WHAT IS NEEDED
From the entries that follow, list every line in which the string "Indicator" appears.
-- INPUT DATA follows --
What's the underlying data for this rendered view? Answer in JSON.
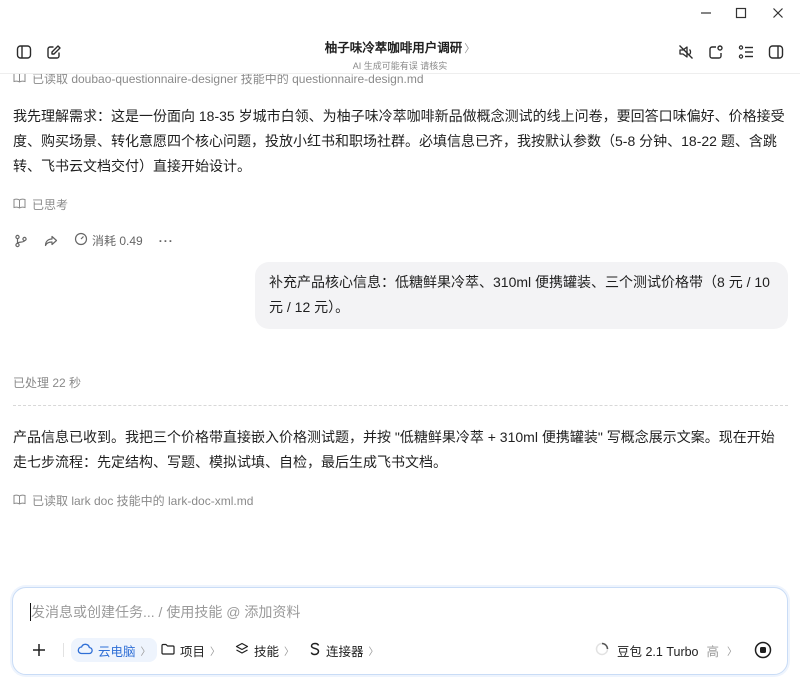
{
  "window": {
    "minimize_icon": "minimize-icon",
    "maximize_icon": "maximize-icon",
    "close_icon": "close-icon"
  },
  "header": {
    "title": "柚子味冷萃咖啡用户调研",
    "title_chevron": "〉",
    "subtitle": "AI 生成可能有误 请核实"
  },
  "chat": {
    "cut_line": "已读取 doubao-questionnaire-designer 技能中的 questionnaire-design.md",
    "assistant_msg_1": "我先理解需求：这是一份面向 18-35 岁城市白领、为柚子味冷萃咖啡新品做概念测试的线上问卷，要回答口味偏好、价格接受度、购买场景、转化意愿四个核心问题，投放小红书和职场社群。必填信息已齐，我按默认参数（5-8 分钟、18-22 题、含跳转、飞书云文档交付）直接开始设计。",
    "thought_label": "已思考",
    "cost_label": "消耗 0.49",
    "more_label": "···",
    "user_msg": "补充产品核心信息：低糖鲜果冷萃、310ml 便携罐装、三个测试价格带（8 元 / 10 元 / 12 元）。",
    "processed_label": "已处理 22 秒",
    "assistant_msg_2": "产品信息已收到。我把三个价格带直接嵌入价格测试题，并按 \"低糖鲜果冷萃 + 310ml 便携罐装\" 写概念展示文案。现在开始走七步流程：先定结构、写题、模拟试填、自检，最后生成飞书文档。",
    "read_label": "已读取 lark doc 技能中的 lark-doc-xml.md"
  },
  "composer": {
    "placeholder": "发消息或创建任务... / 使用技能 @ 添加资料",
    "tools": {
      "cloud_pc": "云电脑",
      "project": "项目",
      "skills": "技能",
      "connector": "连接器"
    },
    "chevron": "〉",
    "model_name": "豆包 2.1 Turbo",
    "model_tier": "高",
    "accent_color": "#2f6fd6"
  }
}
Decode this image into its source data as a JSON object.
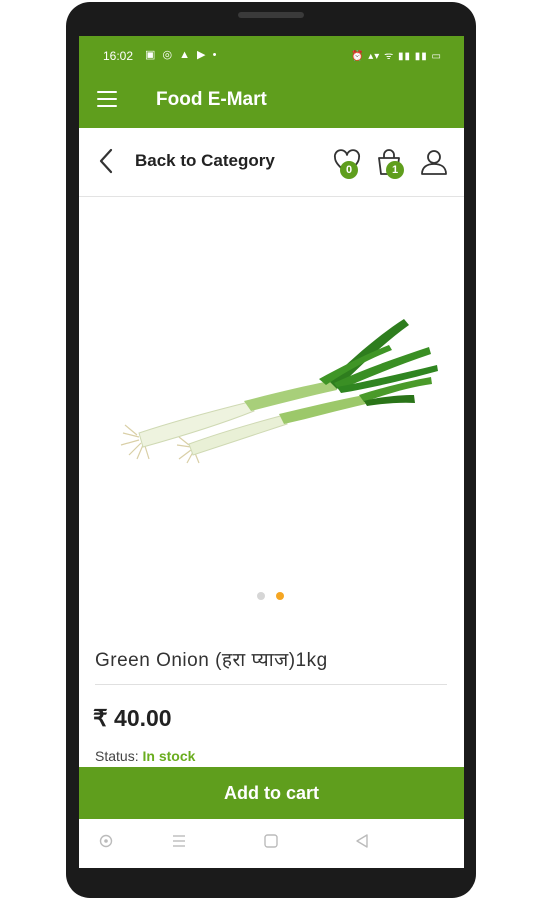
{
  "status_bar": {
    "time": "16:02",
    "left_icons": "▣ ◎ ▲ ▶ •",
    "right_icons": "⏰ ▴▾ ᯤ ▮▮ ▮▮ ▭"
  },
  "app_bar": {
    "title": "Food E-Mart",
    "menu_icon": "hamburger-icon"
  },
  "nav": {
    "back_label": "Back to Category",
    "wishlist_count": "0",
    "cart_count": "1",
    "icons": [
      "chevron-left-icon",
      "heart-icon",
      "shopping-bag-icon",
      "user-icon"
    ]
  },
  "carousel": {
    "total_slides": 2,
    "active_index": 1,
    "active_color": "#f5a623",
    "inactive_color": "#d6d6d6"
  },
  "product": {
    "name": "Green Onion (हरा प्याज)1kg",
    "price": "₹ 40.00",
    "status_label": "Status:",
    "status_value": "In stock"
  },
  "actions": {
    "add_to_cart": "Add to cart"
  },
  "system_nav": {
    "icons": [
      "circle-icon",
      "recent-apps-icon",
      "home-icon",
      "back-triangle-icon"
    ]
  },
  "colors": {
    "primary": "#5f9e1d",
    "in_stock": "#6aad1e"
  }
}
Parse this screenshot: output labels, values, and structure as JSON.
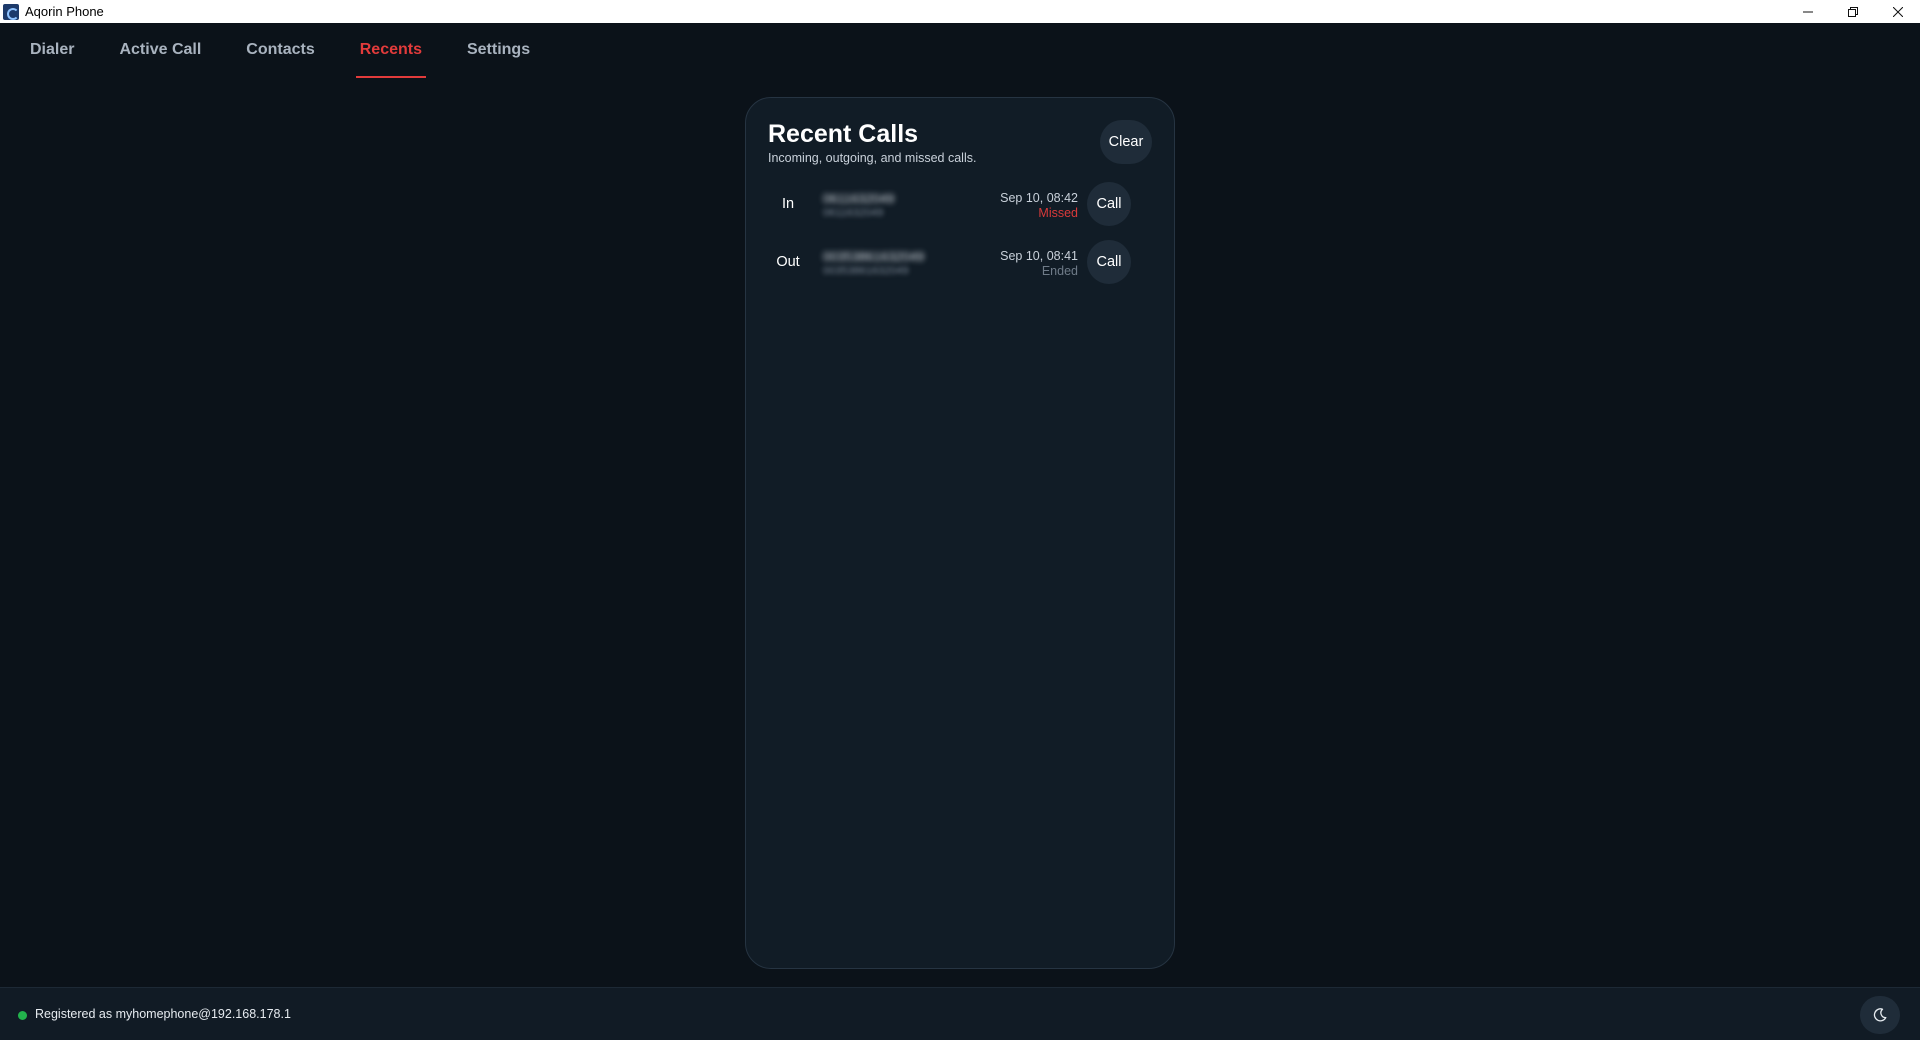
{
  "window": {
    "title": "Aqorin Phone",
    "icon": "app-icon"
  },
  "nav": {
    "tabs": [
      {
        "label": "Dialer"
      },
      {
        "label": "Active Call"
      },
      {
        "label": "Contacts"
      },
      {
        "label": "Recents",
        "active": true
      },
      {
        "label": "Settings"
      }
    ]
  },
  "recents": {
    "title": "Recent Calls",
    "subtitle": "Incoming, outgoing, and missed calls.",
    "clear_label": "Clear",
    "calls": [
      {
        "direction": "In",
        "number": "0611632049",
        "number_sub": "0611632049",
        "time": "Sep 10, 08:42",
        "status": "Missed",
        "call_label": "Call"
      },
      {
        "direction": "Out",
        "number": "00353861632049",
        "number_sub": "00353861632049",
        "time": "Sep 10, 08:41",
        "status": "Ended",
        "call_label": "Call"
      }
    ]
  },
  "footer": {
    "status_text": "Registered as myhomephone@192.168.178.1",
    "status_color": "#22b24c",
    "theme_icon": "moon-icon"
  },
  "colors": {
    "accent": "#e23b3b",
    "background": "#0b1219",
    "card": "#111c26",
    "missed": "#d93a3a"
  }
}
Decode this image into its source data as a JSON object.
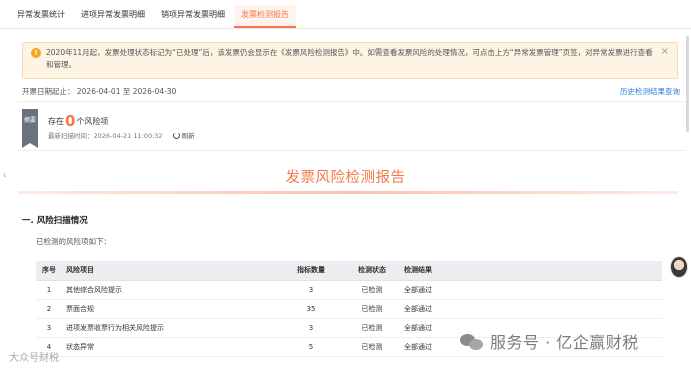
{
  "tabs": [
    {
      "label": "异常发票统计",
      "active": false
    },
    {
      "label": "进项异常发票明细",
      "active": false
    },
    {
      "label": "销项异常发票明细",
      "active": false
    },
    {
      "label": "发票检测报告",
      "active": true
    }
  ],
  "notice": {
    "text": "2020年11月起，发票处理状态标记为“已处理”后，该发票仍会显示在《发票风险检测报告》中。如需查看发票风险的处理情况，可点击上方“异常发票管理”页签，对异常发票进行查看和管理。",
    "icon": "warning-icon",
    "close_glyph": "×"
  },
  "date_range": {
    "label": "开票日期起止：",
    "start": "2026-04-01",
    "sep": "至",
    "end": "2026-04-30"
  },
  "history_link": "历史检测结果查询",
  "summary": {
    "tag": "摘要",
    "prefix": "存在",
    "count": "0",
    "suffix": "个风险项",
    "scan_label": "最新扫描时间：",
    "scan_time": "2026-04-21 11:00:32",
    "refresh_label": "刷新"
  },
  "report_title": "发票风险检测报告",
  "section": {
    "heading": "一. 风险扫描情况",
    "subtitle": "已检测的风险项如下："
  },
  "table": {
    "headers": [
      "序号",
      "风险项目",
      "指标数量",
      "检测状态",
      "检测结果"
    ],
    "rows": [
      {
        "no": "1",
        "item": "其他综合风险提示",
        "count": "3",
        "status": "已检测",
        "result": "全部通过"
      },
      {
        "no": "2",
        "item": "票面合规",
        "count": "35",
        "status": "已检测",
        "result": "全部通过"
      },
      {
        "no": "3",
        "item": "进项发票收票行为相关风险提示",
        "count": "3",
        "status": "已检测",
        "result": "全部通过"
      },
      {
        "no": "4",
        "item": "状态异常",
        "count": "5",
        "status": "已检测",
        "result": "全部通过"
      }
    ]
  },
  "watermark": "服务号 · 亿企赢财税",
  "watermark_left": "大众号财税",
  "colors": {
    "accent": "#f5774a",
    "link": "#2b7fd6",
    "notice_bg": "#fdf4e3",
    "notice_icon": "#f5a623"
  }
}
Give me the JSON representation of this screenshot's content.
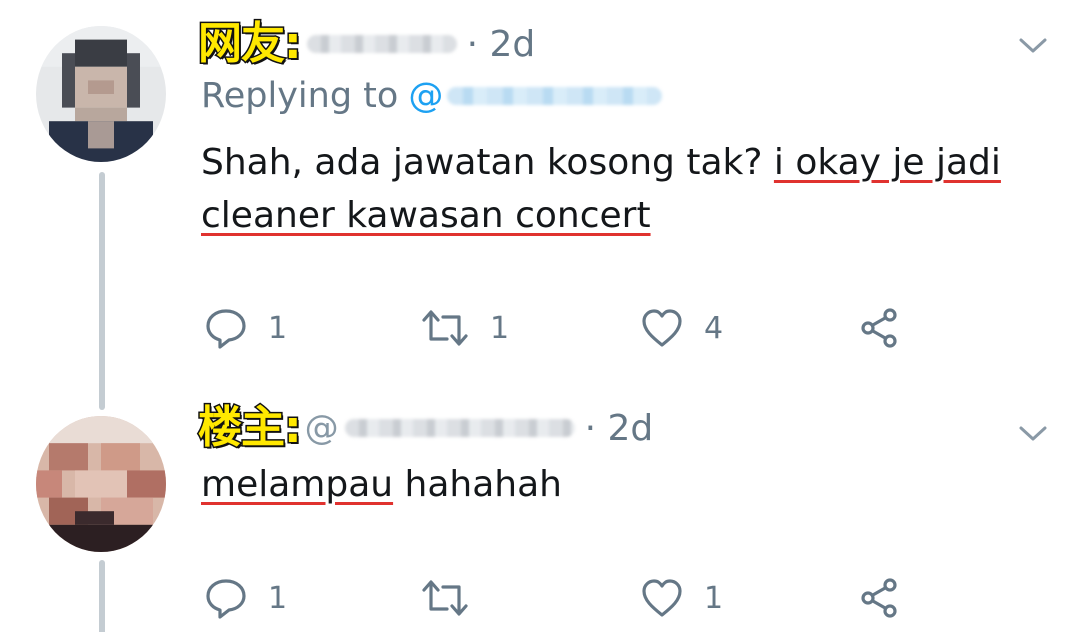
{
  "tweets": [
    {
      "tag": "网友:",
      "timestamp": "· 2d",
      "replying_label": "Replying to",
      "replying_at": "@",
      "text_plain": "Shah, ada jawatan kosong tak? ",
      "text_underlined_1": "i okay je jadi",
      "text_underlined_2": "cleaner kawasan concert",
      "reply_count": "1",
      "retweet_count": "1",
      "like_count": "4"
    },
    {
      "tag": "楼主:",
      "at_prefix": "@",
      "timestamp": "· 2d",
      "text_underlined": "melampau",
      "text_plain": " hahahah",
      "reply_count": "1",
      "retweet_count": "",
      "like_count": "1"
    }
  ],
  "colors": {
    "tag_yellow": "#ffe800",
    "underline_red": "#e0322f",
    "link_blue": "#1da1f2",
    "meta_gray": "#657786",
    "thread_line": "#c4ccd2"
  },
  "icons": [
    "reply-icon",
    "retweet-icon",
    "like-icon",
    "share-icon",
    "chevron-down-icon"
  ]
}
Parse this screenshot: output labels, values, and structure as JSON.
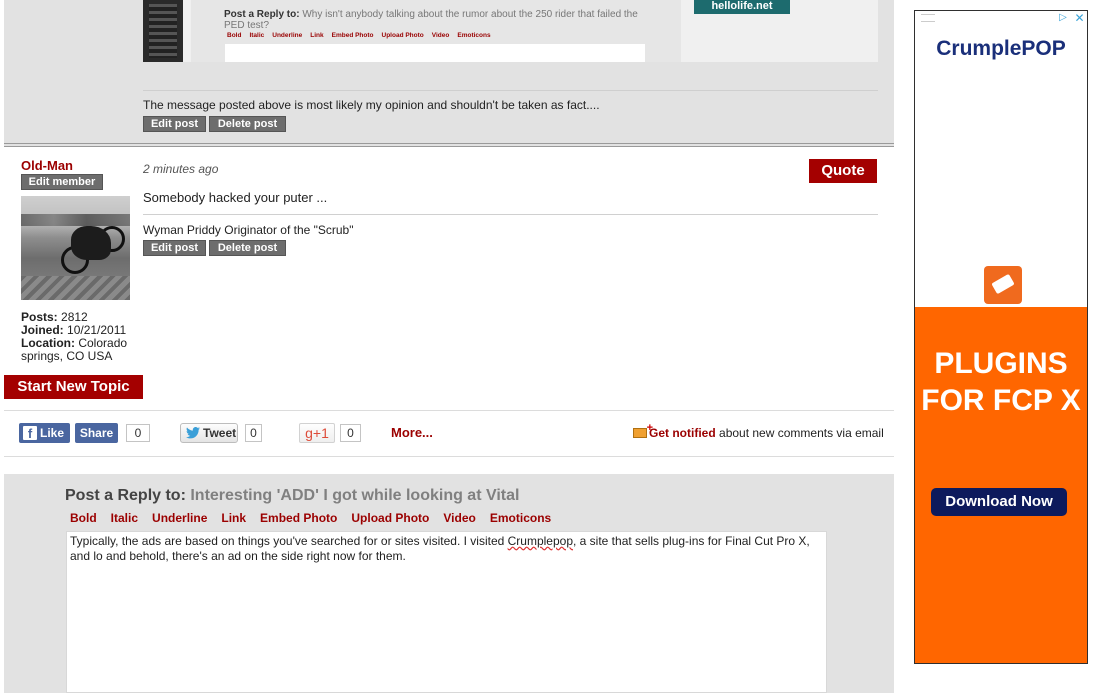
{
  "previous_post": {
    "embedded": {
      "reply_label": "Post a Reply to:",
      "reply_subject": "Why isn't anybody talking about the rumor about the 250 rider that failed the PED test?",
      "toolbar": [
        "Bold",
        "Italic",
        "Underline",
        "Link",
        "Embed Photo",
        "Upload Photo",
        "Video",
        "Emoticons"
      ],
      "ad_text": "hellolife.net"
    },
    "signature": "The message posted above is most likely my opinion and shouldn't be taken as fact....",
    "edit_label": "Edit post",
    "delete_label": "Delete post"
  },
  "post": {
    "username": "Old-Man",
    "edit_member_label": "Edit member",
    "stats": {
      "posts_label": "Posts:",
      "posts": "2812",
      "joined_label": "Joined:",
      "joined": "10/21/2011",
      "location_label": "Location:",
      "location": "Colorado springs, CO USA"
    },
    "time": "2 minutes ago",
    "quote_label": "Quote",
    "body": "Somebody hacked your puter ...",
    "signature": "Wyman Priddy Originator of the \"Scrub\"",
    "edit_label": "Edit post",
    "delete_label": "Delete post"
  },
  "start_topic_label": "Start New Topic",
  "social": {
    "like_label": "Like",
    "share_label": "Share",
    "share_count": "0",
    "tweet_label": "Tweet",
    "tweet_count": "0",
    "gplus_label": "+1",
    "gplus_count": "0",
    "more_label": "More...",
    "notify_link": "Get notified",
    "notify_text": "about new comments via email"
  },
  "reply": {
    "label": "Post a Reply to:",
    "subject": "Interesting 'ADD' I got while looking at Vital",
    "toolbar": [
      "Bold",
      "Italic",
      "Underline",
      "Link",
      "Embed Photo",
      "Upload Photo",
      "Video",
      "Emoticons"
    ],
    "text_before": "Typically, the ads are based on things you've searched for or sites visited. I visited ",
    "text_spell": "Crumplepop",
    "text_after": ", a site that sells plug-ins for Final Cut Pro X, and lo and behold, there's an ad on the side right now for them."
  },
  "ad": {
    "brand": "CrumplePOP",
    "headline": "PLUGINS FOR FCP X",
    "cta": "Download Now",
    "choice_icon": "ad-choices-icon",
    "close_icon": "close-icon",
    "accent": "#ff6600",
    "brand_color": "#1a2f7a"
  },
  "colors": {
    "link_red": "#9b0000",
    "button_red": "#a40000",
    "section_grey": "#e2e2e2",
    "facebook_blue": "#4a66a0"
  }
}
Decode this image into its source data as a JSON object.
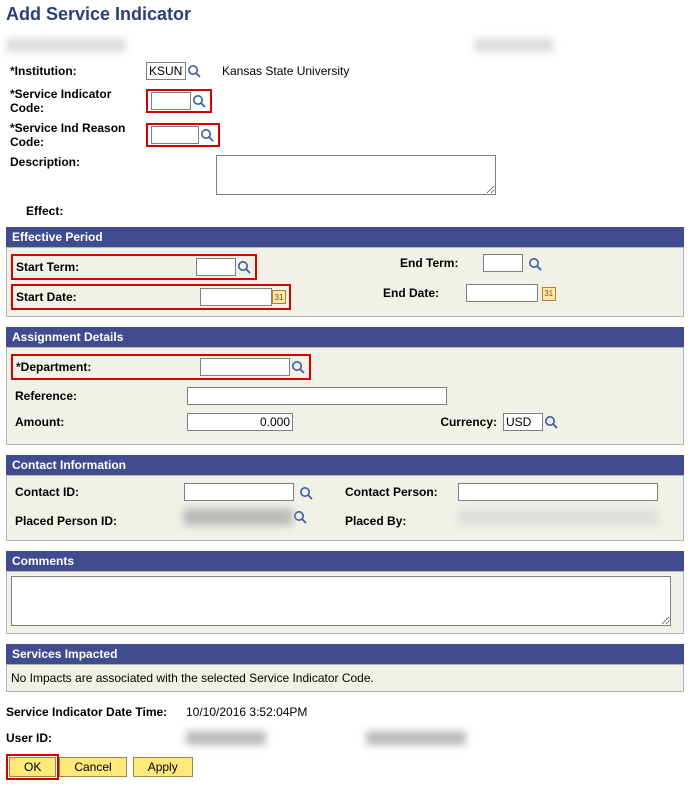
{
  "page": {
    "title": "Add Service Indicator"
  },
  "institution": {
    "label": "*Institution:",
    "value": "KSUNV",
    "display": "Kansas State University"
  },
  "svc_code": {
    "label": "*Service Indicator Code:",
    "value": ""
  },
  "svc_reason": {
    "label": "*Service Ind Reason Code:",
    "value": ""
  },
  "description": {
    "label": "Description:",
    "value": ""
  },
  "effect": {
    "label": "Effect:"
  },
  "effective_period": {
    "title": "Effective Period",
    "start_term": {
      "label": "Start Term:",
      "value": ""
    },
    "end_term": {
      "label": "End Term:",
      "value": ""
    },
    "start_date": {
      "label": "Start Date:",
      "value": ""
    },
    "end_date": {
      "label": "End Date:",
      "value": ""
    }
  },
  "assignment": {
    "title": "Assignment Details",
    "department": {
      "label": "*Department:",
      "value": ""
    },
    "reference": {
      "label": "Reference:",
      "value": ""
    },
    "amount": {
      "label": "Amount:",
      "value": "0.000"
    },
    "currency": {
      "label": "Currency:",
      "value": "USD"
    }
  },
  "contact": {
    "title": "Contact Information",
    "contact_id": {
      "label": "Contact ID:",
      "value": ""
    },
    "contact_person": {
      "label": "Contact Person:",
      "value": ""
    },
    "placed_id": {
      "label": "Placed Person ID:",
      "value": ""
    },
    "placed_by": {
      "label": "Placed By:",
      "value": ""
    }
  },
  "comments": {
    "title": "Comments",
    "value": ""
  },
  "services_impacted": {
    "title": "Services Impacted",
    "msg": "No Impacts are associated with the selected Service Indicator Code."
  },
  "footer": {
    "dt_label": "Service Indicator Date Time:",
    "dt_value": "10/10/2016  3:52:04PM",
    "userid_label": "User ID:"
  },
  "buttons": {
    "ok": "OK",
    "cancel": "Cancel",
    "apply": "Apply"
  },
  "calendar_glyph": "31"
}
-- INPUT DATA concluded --
RESPONSE TO THIS TASK
    "title": "Add Service Indicator"
    "label": "*Service Indicator Code:",
    "msg": "No Impacts are associated with the selected Service Indicator Code."
    "dt_label": "Service Indicator Date Time:",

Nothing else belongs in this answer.